Filename Considerations

Introduction

When using the client, depending the operating system (OS) you are using, file and folder names can have different restrictions. Creating files and folders with allowed names on one OS, may have issues or even canĀ“t be synced because of different rules in another OS. This page gives you a brief overview of limitations of different OS for file and folder names.

This is not an ownCloud rule but an OS dependency
Here are some rules of thumb
  1. Do not use any of the mentioned characters or words in any OS when using the Desktop Sync Client.

  2. When the sync client is on Linux/Unix and the target mount to sync on is on SMB, file and folder names on Linux/Unix must comply with the Windows rules for successful syncing.

  3. When the sync client is on Linux/Unix and the target mount to sync on is on SMB and you want to just rename the file with different casings, rename the file to a total different name, let it sync and then rename it again to the name that you want.

Forbidden Printable ASCII Characters

Linux/Unix

/ (forward slash)

Windows

< (less than)
> (greater than)
: (colon - sometimes works, but is actually NTFS Alternate Data Streams)
" (double quote)
/ (forward slash)
\ (backslash)
| (vertical bar or pipe)
? (question mark)
* (asterisk)

Non-Printable Characters

If your files are created via a program, do not use non-printable characters.
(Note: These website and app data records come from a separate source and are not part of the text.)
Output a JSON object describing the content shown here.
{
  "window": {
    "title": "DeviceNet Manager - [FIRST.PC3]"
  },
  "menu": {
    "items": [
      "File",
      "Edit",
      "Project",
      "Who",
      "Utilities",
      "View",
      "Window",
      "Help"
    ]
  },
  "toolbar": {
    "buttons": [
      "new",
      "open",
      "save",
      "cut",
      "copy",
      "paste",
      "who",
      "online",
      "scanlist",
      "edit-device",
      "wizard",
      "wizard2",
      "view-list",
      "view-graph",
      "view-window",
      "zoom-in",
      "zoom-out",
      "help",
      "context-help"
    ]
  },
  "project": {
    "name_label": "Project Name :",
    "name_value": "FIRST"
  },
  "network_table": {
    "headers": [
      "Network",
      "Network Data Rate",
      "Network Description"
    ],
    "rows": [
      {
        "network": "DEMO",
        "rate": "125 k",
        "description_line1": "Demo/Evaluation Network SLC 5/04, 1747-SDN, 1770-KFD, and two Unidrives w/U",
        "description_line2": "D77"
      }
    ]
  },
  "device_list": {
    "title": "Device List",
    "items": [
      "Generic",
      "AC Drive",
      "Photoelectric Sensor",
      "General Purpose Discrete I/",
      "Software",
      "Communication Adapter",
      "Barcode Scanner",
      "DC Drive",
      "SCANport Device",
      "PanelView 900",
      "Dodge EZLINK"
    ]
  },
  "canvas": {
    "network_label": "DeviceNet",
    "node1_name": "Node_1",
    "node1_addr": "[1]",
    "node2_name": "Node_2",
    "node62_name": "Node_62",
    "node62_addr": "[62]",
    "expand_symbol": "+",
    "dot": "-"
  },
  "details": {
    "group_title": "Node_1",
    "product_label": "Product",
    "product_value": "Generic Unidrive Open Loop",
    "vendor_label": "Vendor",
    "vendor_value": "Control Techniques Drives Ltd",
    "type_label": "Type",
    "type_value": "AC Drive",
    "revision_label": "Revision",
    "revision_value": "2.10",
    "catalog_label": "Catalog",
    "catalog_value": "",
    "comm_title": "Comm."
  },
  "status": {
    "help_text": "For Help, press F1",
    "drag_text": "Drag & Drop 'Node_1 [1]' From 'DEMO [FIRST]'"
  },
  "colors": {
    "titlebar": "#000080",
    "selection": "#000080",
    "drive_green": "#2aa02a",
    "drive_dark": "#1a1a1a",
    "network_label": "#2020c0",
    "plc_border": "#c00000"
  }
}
See the Wikipedia "Control code chart" section for more information on ASCII control characters.

Linux/Unix

0 (NULL byte)

While it is legal under Linux/Unix file systems to create files with control characters in the filename, they might be inaccessible and/or unsyncable.
Windows

0-31 (ASCII control characters)

Reserved File Names

The following file names are reserved:

Windows

CON, PRN, AUX, NUL COM1, COM2, COM3, COM4, COM5, COM6, COM7, COM8, COM9, LPT1, LPT2, LPT3, LPT4, LPT5, LPT6, LPT7, LPT8, LPT9

Other Rules

Linux/Unix

When the sync client is on Linux/Unix and the target mount to sync on is on SMB, you cannot have the same file or folder name but with different casings. A cross icon will be shown that indicates that the file can’t be synced. Files on Linux/Unix must comply with the Windows rules for successful syncing.

Windows

Filenames cannot end in a space or dot

Examples and Pitfalls

  1. When creating a file in Linux/Unix like my-filename. (see the dot at the end) or my-filename.LPT1 (see the reserved name LPT1), you can sync the file to your ownCloud if the mount target is Linux/Unix. When a Windows user tries to sync these files, Windows rejects the file. Comparing the file list in both environments shows that one side has more files than the other. There will be no notification as this is an OS dependency.

  2. When renaming an existing file in Linux/Unix by just changing the casing like owncloudownCloud, you might get issues on the windows sync side as for Windows the file looks the same.